Synopses & Reviews
Throughout REVEL for Discovering the Humanities
, Third Edition, author Henry Sayre employs a storytelling approach that helps students see context and make connections across the humanities. By showing how cultures influence one another, and how ideas are exchanged and evolve over time, REVEL for Discovering the Humanities
helps students understand the cultural interplay that has shaped human thinking and creativity throughout our history.
REVEL is Pearson’s newest way of delivering our respected content. Fully digital and highly engaging, REVEL offers an immersive learning experience designed for the way today's students read, think, and learn. Enlivening course content with media interactives and assessments, REVEL empowers educators to increase engagement with the course, and to better connect with students.

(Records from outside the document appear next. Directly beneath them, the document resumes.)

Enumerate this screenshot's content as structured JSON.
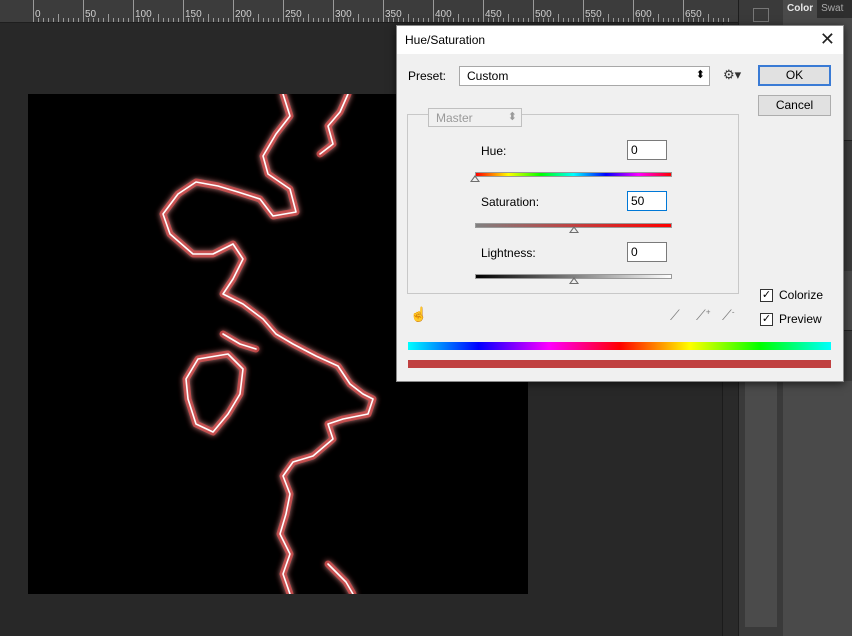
{
  "ruler": {
    "labels": [
      "0",
      "50",
      "100",
      "150",
      "200",
      "250",
      "300",
      "350",
      "400",
      "450",
      "500",
      "550",
      "600",
      "650"
    ]
  },
  "panel": {
    "tab_color": "Color",
    "tab_swatches": "Swat"
  },
  "dialog": {
    "title": "Hue/Saturation",
    "preset_label": "Preset:",
    "preset_value": "Custom",
    "ok_label": "OK",
    "cancel_label": "Cancel",
    "channel_value": "Master",
    "hue": {
      "label": "Hue:",
      "value": "0"
    },
    "saturation": {
      "label": "Saturation:",
      "value": "50"
    },
    "lightness": {
      "label": "Lightness:",
      "value": "0"
    },
    "colorize": {
      "label": "Colorize",
      "checked": true
    },
    "preview": {
      "label": "Preview",
      "checked": true
    },
    "slider_levels": {
      "hue": 0,
      "saturation": 50,
      "lightness": 50
    }
  },
  "colors": {
    "glow": "#ff6a6a",
    "core": "#ffffff",
    "colorize_bar": "#c04040"
  },
  "icons": {
    "preset_options": "gear-icon",
    "targeted_adjust": "hand-icon",
    "eyedropper": "eyedropper-icon",
    "add_eyedropper": "eyedropper-plus-icon",
    "sub_eyedropper": "eyedropper-minus-icon",
    "close": "close-icon"
  }
}
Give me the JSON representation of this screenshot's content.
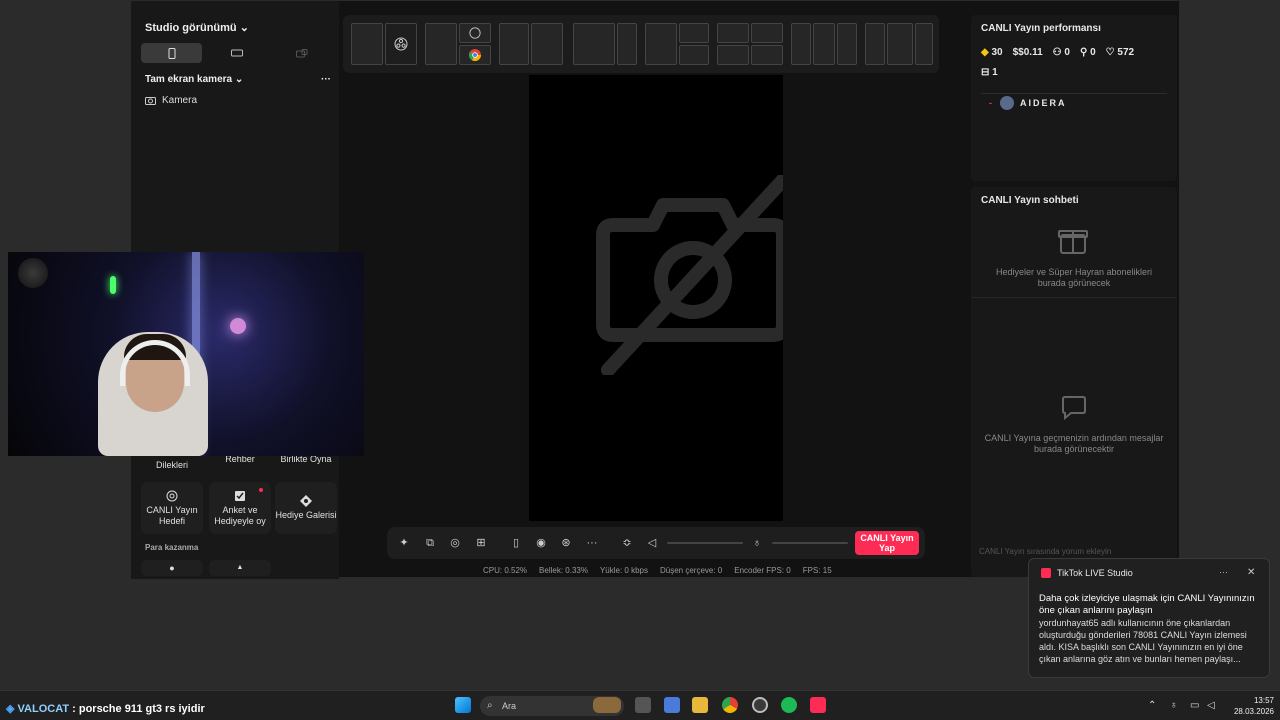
{
  "sidebar": {
    "title": "Studio görünümü",
    "scene": "Tam ekran kamera",
    "scene_menu": "···",
    "source": "Kamera",
    "tools": [
      {
        "label": "Dilekleri"
      },
      {
        "label": "Rehber"
      },
      {
        "label": "Birlikte Oyna"
      },
      {
        "label": "CANLI Yayın Hedefi"
      },
      {
        "label": "Anket ve Hediyeyle oy"
      },
      {
        "label": "Hediye Galerisi"
      }
    ],
    "section_label": "Para kazanma"
  },
  "controls": {
    "go_live": "CANLI Yayın Yap"
  },
  "stats": {
    "cpu": "CPU: 0.52%",
    "memory": "Bellek: 0.33%",
    "upload": "Yükle: 0 kbps",
    "dropped": "Düşen çerçeve: 0",
    "encoder": "Encoder FPS: 0",
    "fps": "FPS: 15"
  },
  "performance": {
    "title": "CANLI Yayın performansı",
    "diamonds": "30",
    "earnings": "$0.11",
    "viewers": "0",
    "new_followers": "0",
    "likes": "572",
    "gifts": "1",
    "top_viewer": "AIDERA"
  },
  "chat": {
    "title": "CANLI Yayın sohbeti",
    "gifts_empty": "Hediyeler ve Süper Hayran abonelikleri burada görünecek",
    "messages_empty": "CANLI Yayına geçmenizin ardından mesajlar burada görünecektir",
    "input_placeholder": "CANLI Yayın sırasında yorum ekleyin"
  },
  "toast": {
    "app": "TikTok LIVE Studio",
    "menu": "···",
    "close": "✕",
    "headline": "Daha çok izleyiciye ulaşmak için CANLI Yayınınızın öne çıkan anlarını paylaşın",
    "body": "yordunhayat65 adlı kullanıcının öne çıkanlardan oluşturduğu gönderileri 78081 CANLI Yayın izlemesi aldı. KISA başlıklı son CANLI Yayınınızın en iyi öne çıkan anlarına göz atın ve bunları hemen paylaşı..."
  },
  "overlay_chat": {
    "user": "VALOCAT",
    "message": ": porsche 911 gt3 rs iyidir"
  },
  "taskbar": {
    "search_placeholder": "Ara",
    "time": "13:57",
    "date": "28.03.2026"
  },
  "colors": {
    "accent": "#fe2c55",
    "background": "#121212",
    "panel": "#181818"
  }
}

NOTE: REVEL is a fully digital delivery of Pearson content. This ISBN is for the standalone REVEL access card. In addition to this access card, you will need a course invite link, provided by your instructor, to register for and use REVEL.
About the Author
Henry M. Sayre is Distinguished Professor of Art History at Oregon State University-Cascades Campus in Bend, Oregon. He earned his Ph.D. in American Literature from the University of Washington. He is producer and creator of the 10-part television series, A World of Art: Works in Progress, aired on PBS in the fall of 1997; and author of seven books, including A World of Art, T he Visual Text of William Carlos Williams, The Object of Performance: The American Avante-Garde since 1970; and an art history book for children, Cave Paintings to Picasso.
Table of Contents
1. The Prehistoric Past and the Earliest Civilizations
2. The Greek World
4. The Flowering of Religion
5. Fiefdom and Monastery, Pilgrimage and Crusade
6. The Gothic and the Rebirth of Naturalism
7. The Renaissance
8. Renaissance and Reformation in the North
9. Encounter and Confrontation
10. The Counter-Reformation and the Baroque
11. Enlightenment and Rococo
12. The Age of Revolution
13. The Working Class and the Bourgeoisie
14. The Modernist World
15. Decades of Change